An important court case involving a 144-year-old promise to the Ross River Dena Council began in Whitehorse this week for the second time.
The First Nation wants Canada to honour commitments made under the 1870 Rupert’s Land Order that brought Yukon into the Dominion of Canada.
The order says that “upon the transference of the territories in question to the Canadian Government, the claims of the Indian tribes to compensation for lands required for purposes of settlement will be considered and settled.”
In 2012, Yukon Supreme Court Justice Leigh Gower ruled that the 1870 order was not intended to be enforceable at the time of its drafting. So, the judge said, he does not see how it could have later acquired legal force since then.
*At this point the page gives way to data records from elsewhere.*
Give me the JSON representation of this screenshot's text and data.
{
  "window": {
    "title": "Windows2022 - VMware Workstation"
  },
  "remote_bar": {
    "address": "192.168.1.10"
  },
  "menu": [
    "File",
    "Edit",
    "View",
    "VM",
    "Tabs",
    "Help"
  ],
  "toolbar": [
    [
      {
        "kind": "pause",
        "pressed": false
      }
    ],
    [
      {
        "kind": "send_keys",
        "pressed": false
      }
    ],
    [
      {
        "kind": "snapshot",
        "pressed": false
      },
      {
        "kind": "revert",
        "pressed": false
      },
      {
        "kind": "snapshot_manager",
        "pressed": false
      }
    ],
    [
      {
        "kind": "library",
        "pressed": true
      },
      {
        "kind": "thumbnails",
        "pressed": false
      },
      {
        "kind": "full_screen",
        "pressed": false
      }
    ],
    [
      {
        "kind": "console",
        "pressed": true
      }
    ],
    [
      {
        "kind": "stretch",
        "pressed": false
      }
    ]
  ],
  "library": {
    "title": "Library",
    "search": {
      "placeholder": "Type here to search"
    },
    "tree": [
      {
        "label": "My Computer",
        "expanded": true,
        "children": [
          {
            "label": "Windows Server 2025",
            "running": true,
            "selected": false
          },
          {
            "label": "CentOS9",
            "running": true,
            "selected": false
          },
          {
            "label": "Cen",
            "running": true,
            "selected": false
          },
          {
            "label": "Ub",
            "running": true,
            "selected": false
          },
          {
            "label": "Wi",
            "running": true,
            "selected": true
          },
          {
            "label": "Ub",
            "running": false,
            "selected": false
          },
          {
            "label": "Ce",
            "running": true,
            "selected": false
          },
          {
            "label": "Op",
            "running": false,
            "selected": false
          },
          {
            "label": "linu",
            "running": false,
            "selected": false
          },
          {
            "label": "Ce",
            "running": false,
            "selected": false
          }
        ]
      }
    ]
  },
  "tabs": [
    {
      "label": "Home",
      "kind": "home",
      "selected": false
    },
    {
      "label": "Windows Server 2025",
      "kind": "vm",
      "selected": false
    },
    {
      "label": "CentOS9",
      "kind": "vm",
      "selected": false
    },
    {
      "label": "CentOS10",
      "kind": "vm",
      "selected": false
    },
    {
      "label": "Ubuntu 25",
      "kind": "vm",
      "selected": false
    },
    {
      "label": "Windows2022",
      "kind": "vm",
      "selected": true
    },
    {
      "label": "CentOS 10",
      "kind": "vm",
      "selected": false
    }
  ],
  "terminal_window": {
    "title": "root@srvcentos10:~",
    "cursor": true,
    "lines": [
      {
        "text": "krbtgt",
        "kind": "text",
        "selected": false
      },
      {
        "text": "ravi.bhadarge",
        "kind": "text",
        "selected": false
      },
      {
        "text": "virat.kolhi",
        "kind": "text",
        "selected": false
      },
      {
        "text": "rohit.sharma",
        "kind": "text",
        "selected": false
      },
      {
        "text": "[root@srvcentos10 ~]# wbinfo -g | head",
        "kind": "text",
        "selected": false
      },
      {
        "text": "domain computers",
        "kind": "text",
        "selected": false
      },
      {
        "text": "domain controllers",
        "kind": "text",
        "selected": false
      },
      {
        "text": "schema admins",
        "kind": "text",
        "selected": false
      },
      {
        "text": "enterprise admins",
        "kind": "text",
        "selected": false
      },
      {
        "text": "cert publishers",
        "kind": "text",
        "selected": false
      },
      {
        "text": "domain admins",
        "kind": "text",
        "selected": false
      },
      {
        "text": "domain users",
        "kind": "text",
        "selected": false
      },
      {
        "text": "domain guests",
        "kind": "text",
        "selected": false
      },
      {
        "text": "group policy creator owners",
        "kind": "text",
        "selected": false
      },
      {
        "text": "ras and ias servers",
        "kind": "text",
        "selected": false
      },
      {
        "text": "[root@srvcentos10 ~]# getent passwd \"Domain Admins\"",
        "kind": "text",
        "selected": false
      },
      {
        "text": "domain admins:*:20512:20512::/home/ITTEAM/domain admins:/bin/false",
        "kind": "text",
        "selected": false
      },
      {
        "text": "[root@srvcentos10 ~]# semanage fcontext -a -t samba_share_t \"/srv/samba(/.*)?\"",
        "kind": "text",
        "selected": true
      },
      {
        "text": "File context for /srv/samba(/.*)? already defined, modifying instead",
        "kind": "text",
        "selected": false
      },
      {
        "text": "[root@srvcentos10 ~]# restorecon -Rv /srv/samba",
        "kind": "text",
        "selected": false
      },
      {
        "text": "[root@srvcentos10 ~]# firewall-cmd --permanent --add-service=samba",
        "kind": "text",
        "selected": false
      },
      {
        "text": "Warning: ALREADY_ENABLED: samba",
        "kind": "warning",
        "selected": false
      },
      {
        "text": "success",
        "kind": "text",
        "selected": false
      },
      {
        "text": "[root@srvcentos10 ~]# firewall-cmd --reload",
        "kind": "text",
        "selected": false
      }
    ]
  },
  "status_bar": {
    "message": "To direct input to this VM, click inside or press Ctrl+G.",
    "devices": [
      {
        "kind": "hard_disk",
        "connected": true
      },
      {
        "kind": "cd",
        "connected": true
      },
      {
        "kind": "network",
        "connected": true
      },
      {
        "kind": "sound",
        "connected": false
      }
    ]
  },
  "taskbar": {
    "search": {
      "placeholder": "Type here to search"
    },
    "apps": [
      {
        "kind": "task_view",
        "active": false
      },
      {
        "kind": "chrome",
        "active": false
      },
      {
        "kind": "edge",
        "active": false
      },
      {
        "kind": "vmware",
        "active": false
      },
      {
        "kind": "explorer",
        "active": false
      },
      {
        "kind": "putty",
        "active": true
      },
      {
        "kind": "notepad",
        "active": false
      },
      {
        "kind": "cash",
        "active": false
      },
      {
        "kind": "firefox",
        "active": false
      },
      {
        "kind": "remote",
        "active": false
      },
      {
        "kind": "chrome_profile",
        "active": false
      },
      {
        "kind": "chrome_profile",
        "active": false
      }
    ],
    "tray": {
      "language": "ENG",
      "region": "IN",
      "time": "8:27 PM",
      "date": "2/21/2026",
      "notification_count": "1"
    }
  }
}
The case was appealed last year.
The Yukon Court of Appeal ruled that the judge in the original case did not answer the right question. The interpretation of the 1870 order “was inextricably intertwined with other issues in the litigation and was not properly severed from them,” the panel of judges said when they ordered the case be tried again.
The second trial is scheduled to last three weeks.